• [WHAT YOU HAVE TO DO]: Report every line below that has the string "icon" in it.

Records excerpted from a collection
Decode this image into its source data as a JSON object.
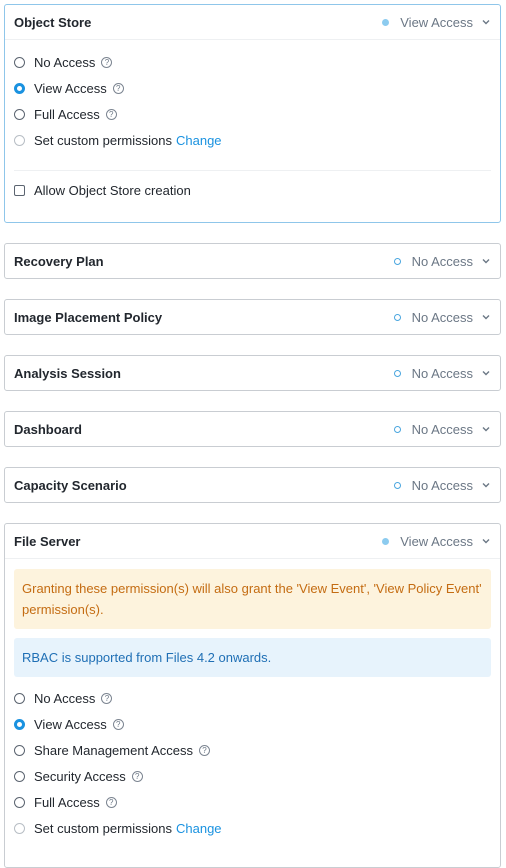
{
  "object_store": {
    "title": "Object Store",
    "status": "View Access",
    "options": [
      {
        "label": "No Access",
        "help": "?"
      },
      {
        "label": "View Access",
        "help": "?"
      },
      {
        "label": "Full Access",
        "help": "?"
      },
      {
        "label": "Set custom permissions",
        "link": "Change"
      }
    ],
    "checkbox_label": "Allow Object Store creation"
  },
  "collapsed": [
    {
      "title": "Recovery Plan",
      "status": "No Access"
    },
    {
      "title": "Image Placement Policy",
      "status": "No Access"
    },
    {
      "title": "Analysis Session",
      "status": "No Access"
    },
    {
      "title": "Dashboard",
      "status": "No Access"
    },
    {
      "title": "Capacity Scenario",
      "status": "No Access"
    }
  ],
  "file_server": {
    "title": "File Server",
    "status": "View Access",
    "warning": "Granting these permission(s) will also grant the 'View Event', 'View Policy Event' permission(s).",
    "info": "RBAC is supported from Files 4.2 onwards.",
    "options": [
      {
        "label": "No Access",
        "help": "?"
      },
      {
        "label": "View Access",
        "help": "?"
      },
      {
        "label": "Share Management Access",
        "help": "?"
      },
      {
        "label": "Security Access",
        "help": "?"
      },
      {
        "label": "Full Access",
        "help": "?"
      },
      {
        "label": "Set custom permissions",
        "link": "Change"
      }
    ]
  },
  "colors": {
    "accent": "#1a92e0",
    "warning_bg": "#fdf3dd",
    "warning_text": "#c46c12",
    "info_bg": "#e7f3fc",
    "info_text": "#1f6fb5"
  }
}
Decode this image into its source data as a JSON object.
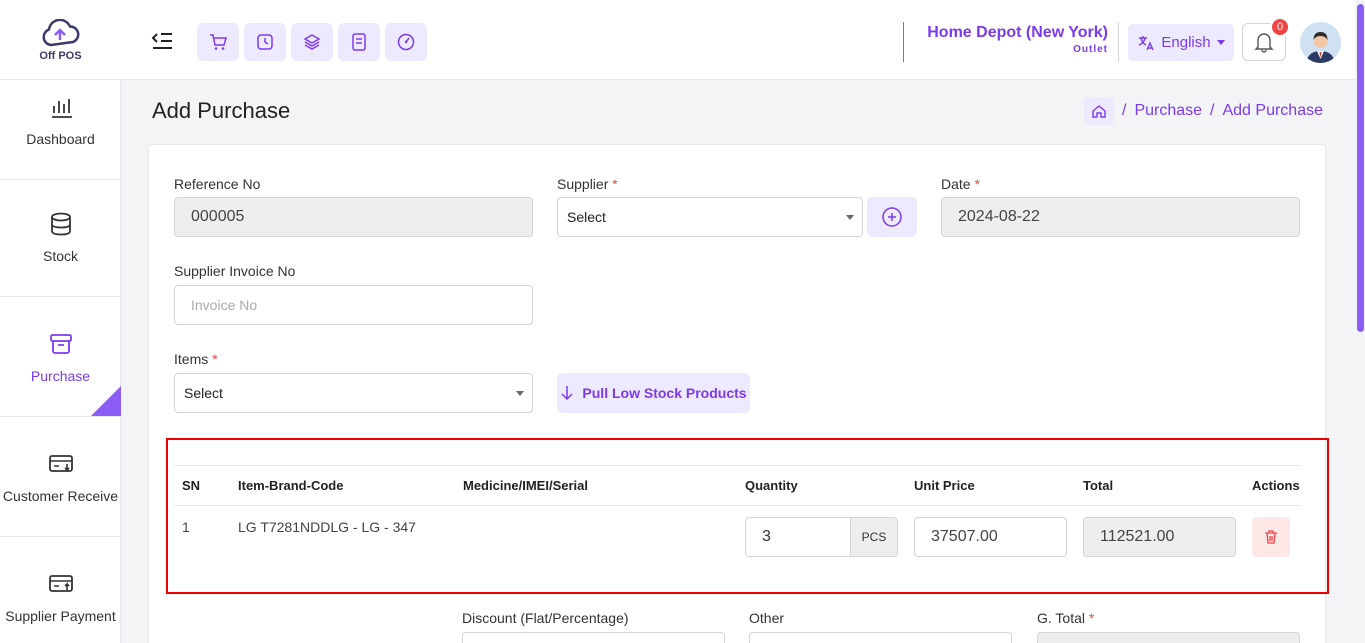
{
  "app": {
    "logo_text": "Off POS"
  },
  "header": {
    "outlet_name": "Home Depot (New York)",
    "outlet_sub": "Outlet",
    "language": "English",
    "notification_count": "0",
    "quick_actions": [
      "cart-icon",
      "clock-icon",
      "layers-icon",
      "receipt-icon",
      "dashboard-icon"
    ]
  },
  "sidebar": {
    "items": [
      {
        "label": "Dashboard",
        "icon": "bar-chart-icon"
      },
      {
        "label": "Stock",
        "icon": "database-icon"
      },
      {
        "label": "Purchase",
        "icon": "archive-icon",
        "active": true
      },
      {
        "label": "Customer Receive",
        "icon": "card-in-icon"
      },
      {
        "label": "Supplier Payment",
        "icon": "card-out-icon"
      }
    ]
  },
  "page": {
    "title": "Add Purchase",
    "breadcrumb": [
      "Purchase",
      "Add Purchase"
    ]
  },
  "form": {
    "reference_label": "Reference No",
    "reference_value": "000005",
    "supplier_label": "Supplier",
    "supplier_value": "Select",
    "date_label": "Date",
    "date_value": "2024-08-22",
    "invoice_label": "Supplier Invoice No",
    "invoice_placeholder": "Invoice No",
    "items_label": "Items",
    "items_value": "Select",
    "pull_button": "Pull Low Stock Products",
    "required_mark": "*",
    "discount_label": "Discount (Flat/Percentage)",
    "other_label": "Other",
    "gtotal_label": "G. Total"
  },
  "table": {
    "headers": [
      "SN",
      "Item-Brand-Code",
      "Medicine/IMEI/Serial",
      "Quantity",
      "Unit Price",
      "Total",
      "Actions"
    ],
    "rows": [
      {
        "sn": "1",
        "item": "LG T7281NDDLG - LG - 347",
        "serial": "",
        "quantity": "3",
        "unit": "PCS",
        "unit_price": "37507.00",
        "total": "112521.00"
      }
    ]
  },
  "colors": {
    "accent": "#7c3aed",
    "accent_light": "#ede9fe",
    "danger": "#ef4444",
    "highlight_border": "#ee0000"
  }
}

• [RESULT FOR THIS TASK]:
      "cart-icon",
      "clock-icon",
      "layers-icon",
      "receipt-icon",
      "dashboard-icon"
        "icon": "bar-chart-icon"
        "icon": "database-icon"
        "icon": "archive-icon",
        "icon": "card-in-icon"
        "icon": "card-out-icon"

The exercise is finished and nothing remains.